VA Education Secretary Atif Qarni shares advice on financial aid and college admission process with Gar-Field students
Posted on 10/22/2018
VA Secretary of Education (right) in assembly at Gar-Field High School with Principal Dr. Cherif Sadki (left)Virginia Secretary of Education Atif Qarni visited Gar-Field High School recently as part of a statewide tour to promote opportunities and resources for high school students.

He inspired an assembly of 120 juniors and seniors representing Gar-Field High School’s student diversity, with a specific emphasis on first-generation college-goers, immigrant students, and students who would benefit from information on financial aid and scholarship options at Virginia’s various public institutions.

The first point Qarni made was that students should fill out the financial aid application as early as possible, and to take advantage of in-state tuition.

Qarni’s special assistant, Rose Minor, and Kyree Norman, specialist in Governor Ralph Northam’s office, both immigrants, also spoke to the students and told of their struggles and challenges. The team introduced students to RaiseMe, a scholarship site that recognizes coursework, clubs and sports, and community service.

“Our students were excited by the RaiseMe micro-scholarship process,” said Brian Basset, International Baccalaureate (IB) program coordinator at Gar-Field. “For many, it made the idea of paying for college a possibility. It also revealed a benefit of attending a school whose student population helps qualify a school for these micro scholarships.”

Minor, who attended University of Virginia, answered a student’s question about a grade point average (GPA) being an obstacle to college acceptance.

“Institutions are looking for great people, people with citizenship and collaboration skills, and who are creative. Volunteer work is a huge component; colleges want to see a full picture of an individual; they want to see more than a GPA,” Minor said.

Qarni told students to be persistent when applying to college, and that universities are telling him they are looking for good, engaging stories.
“You have really great stories that you can share,” Qarni said. “Demonstrate that through the application process. I cannot emphasize that enough. Universities are looking for people who have gone through challenges. Challenges build character. You have to try. Apply to as many colleges as you can; you never know where life will take you.”
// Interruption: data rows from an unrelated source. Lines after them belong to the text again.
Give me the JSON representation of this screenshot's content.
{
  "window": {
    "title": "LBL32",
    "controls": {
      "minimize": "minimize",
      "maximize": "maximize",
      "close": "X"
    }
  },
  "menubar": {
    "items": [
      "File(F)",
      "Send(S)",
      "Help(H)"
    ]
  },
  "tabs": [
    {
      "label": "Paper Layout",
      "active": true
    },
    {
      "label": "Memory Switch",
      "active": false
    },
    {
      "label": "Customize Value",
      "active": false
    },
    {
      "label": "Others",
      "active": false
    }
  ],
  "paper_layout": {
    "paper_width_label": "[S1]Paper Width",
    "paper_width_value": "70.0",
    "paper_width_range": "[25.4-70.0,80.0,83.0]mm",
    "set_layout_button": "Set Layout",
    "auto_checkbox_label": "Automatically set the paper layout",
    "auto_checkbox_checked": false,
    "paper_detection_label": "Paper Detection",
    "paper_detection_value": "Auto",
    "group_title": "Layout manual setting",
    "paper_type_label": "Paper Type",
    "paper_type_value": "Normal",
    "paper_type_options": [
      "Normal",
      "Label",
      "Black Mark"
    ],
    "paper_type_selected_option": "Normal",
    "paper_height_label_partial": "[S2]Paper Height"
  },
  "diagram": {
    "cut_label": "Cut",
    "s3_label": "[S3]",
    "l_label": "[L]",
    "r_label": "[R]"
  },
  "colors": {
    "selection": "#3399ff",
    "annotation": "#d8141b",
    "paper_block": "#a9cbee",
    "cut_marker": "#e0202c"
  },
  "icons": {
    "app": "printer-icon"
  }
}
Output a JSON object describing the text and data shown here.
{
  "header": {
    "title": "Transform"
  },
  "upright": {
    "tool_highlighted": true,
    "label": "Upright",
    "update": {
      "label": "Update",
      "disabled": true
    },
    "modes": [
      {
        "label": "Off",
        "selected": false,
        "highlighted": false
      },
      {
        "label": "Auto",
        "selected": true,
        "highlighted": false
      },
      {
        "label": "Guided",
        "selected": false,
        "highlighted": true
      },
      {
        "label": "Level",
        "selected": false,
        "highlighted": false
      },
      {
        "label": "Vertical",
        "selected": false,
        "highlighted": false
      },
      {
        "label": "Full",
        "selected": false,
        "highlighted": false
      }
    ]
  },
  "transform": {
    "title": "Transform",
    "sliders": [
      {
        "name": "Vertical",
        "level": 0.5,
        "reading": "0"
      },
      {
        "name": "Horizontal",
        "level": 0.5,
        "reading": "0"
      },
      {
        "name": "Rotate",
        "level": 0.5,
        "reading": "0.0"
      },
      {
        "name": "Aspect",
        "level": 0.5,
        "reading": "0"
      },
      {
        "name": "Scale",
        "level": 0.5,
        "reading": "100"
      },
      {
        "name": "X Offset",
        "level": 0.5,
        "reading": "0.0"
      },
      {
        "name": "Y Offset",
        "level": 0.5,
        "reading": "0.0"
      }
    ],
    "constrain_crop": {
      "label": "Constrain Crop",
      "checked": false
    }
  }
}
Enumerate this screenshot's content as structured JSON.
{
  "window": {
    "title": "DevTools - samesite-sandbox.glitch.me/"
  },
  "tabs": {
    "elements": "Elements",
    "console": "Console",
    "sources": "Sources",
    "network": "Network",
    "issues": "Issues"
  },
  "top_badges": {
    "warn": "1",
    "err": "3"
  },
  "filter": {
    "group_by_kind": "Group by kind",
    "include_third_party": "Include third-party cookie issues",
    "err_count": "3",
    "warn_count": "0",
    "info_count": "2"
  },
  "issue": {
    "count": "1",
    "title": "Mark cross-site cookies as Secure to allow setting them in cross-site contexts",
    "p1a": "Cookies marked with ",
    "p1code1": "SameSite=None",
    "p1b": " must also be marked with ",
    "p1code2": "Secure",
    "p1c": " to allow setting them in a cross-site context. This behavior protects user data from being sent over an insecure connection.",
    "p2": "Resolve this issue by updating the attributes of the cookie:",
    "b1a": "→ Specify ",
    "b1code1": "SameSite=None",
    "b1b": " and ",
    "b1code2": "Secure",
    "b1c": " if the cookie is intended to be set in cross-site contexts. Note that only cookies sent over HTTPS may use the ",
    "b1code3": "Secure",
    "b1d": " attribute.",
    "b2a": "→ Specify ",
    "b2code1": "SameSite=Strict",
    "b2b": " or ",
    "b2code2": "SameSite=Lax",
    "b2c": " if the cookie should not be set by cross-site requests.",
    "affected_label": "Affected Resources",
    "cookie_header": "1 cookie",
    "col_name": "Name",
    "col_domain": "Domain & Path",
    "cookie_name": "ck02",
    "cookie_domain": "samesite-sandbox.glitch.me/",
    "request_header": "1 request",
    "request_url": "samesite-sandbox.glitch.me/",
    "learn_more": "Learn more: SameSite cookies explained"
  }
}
Asked to describe what college is like, and his advice, Norman said, “Be prepared for a tough time. Study groups are very important to help you focus on just studying. Make that a daily habit. Be early with everything; don’t panic, don’t give up.” 

Gar-Field High School Principal Dr. Cherif Sadki closed the assembly, telling students that “no matter your background, ethnicity, socioeconomic status, or immigration status, please don’t give up hope.”